Entries from a dataset of interfaces:

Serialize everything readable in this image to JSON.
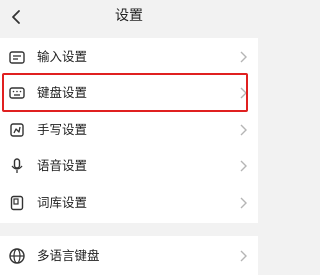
{
  "header": {
    "title": "设置"
  },
  "settings_group": [
    {
      "label": "输入设置",
      "icon": "input-icon"
    },
    {
      "label": "键盘设置",
      "icon": "keyboard-icon",
      "highlighted": true
    },
    {
      "label": "手写设置",
      "icon": "handwriting-icon"
    },
    {
      "label": "语音设置",
      "icon": "microphone-icon"
    },
    {
      "label": "词库设置",
      "icon": "dictionary-icon"
    }
  ],
  "language_group": [
    {
      "label": "多语言键盘",
      "icon": "globe-icon"
    }
  ],
  "colors": {
    "highlight": "#e02020",
    "background": "#f2f2f2",
    "card": "#ffffff"
  }
}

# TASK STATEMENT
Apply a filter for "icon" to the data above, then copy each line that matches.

# RESPONSE AREA
      "icon": "input-icon"
      "icon": "keyboard-icon",
      "icon": "handwriting-icon"
      "icon": "microphone-icon"
      "icon": "dictionary-icon"
      "icon": "globe-icon"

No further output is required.